Movie Madness Monday: Memorial Day
Welcome to the Memorial Day edition of Movie Madness Monday! Let us today remember the actions of brave men and women everywhere who have served the cause of freedom and justice in the defense of our nation.
So here are my quotes from today's movie. You respond with a quote of your own from the same movie. Let's see how you do:
"I have here a very old letter, written to a Mrs. Bixby in Boston. 'Dear Madam: I have been shown in the files of the War Department a statement of the Adjutant-General of Massachusetts that you are the mother of five sons who have died gloriously on the field of battle. I feel how weak and fruitless must be any words of mine which should attempt to beguile you from the grief of a loss so overwhelming. But I cannot refrain from tendering to you the consolation that may be found in the thanks of the Republic they died to save. I pray that our heavenly Father may assuage the anguish of your bereavement, and leave you only the cherished memory of the loved and lost, and the solemn pride that must be yours to have laid so costly a sacrifice upon the altar of freedom. Yours very sincerely and respectfully, Abraham Lincoln.'"
"Hey, Wade, I got a mother, you got a mother, the sarge has got a mother. I'm willing to bet that even the Captain's got a mother. Well, maybe not the Captain, but the rest of us have got mothers."
"Is that what I'm supposed to tell your mother when she gets another folded American flag?"
"You can tell her that when you found me, I was with the only brothers I had left. And that there was no way I was deserting them. I think she'd understand that."
"War educates the senses, calls into action the will, perfects the physical constitution, brings men into such swift and close collision in critical moments that man measures man."
"I guess that's Emerson's way of finding the bright side."
****Wednesday Update: The film for this week is
SAVING PRIVATE RYAN,
which includes probably one of the most intense Normandy experiences ever cinematically rendered. Here was the scene that really got me, though:

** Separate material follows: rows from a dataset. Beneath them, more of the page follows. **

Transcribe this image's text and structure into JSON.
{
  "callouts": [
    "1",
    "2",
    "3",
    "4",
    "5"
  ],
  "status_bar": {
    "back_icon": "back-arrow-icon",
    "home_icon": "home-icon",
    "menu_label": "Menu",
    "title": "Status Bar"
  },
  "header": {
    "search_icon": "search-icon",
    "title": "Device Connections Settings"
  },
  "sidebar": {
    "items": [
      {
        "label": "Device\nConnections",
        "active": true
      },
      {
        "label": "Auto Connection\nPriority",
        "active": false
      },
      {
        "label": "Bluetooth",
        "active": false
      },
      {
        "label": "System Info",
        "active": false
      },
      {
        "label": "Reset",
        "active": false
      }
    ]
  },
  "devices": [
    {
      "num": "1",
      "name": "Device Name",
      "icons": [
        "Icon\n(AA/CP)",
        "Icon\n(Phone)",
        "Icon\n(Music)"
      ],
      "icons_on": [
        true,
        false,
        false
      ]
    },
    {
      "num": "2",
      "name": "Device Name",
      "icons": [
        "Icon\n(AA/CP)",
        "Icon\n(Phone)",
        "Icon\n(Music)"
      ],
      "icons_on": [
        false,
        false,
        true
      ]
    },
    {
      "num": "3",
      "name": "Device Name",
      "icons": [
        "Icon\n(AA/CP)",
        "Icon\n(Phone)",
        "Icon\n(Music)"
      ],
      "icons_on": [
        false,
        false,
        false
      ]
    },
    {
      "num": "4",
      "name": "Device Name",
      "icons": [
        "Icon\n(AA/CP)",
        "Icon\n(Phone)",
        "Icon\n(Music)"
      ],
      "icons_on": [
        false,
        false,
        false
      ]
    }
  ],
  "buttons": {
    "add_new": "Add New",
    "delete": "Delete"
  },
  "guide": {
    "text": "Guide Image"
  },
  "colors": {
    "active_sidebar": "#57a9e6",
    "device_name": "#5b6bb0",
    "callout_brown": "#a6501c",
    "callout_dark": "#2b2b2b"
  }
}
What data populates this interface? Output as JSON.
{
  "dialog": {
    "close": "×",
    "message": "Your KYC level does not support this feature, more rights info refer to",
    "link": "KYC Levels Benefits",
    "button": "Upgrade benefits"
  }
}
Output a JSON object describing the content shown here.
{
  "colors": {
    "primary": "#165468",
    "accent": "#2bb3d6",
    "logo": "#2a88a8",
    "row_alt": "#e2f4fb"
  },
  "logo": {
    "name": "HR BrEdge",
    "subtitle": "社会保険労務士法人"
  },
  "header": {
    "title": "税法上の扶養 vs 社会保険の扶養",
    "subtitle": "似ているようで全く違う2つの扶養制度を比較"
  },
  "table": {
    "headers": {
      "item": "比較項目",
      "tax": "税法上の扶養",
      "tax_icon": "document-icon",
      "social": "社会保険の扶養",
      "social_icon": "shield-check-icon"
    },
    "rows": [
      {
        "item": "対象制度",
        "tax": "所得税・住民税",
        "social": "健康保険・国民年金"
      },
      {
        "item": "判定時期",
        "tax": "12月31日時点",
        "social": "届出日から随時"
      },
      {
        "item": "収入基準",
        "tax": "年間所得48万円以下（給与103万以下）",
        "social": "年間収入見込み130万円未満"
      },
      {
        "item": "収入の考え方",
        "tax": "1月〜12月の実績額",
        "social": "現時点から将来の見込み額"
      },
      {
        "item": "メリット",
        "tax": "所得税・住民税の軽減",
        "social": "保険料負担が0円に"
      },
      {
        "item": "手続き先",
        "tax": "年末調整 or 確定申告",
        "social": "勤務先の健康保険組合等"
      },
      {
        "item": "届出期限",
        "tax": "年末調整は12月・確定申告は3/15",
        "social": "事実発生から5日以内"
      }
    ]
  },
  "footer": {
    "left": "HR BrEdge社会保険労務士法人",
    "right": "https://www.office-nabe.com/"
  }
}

There's the adult Ryan saluting the grave of Captain Miller. I have seen grown men, hardbitten men, weep at this scene.
A few years back, the state of Oklahoma passed a law that anyone who did not graduate from high school because they joined the military would be given an actual diploma, from their original school district, if possible. My father dropped out of high school to join the Navy in his senior year of high school to serve during World War II. At the age of 79, he and all of his family-- from California, Missouri, and from Tulsa-- went back to his hometown for a special graduation ceremony for my father and one other gentleman who had also served in World War II.
The entire school district turned out for this Veterans' Day presentation. Some of the high school students made a special presentation, which included some footage of the Normandy invasion from this film. Then my father-- the same father who would not wear anything that looked like a tuxedo to my own wedding, who almost never was seen in anything but work clothes or jeans, replete in electric blue cap and gown, received his diploma as a member of the class of 2002 at his old high school in southwestern Oklahoma. At my Dad's memorial service, the cap, gown and diploma were among my father's most treasured possessions to be displayed.
I still have very emotional memories of this film.